**Work to be completed**.
Take each line from the entries that holds "trilce" and copy it out.

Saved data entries
○ ○ ○ ○ ○ ○ ○

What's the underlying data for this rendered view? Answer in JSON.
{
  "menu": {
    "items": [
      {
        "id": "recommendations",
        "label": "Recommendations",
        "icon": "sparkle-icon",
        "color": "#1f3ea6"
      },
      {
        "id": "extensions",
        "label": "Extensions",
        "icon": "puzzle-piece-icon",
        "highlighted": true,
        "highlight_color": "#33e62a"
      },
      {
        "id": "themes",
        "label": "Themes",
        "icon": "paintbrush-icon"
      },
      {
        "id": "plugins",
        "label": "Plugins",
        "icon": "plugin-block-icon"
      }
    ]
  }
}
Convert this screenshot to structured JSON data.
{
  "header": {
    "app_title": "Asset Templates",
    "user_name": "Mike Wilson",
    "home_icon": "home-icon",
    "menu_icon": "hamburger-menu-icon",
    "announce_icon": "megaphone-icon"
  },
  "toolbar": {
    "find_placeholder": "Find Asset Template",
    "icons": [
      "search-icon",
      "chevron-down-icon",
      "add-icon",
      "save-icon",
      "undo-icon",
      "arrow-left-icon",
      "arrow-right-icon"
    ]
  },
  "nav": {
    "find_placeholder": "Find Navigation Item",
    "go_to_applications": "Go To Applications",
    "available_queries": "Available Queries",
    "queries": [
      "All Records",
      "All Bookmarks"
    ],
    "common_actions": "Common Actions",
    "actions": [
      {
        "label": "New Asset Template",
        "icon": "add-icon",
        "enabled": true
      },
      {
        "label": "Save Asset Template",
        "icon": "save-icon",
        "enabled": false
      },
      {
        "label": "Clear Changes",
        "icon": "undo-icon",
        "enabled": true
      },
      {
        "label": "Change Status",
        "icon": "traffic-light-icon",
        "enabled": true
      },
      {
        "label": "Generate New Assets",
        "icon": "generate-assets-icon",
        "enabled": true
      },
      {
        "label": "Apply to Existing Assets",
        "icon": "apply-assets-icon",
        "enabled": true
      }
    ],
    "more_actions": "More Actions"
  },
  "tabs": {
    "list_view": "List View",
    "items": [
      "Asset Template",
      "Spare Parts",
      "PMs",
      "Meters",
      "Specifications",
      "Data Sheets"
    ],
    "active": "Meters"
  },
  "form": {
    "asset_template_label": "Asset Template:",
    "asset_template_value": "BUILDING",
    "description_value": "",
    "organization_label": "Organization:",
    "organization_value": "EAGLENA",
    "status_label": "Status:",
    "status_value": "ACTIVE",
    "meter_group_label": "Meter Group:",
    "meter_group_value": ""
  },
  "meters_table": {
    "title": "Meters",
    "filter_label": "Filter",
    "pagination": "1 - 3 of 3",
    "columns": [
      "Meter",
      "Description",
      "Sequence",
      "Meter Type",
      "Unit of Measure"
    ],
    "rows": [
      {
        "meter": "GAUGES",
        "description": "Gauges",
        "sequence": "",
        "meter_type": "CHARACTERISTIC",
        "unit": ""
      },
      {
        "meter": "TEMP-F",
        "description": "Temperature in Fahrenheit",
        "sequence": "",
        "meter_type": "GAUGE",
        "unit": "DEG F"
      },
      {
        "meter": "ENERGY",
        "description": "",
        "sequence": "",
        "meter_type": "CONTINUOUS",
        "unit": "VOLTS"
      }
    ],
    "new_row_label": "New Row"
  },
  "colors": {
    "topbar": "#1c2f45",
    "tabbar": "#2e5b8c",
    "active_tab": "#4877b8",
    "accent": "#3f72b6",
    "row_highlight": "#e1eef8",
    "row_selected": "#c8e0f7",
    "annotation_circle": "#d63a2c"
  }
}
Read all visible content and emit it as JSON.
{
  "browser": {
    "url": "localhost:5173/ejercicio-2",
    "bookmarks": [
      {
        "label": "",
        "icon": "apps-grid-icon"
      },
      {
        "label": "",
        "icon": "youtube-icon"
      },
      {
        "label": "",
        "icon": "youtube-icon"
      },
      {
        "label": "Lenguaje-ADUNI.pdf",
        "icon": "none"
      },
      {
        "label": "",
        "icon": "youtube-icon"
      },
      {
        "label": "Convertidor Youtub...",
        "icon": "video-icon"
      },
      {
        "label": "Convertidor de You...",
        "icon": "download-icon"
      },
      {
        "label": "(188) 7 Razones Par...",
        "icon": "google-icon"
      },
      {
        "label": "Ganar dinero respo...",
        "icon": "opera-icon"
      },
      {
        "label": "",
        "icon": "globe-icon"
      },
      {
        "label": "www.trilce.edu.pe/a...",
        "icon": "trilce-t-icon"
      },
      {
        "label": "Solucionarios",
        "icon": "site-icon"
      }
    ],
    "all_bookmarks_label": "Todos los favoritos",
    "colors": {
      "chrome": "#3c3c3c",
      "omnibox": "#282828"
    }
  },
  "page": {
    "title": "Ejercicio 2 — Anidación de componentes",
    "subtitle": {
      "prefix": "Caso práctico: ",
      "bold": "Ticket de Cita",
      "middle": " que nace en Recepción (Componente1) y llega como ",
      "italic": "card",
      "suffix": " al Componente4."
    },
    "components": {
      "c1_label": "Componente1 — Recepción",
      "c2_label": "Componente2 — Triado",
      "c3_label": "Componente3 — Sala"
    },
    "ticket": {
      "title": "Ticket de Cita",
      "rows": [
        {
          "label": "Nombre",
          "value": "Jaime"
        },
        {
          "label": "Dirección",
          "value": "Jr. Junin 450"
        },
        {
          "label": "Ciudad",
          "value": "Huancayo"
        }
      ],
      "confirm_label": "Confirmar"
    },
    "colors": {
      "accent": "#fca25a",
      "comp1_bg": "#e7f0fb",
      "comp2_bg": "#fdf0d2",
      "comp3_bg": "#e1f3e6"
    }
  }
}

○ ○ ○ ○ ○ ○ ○

**Your response**.
        "label": "www.trilce.edu.pe/a...",
        "icon": "trilce-t-icon"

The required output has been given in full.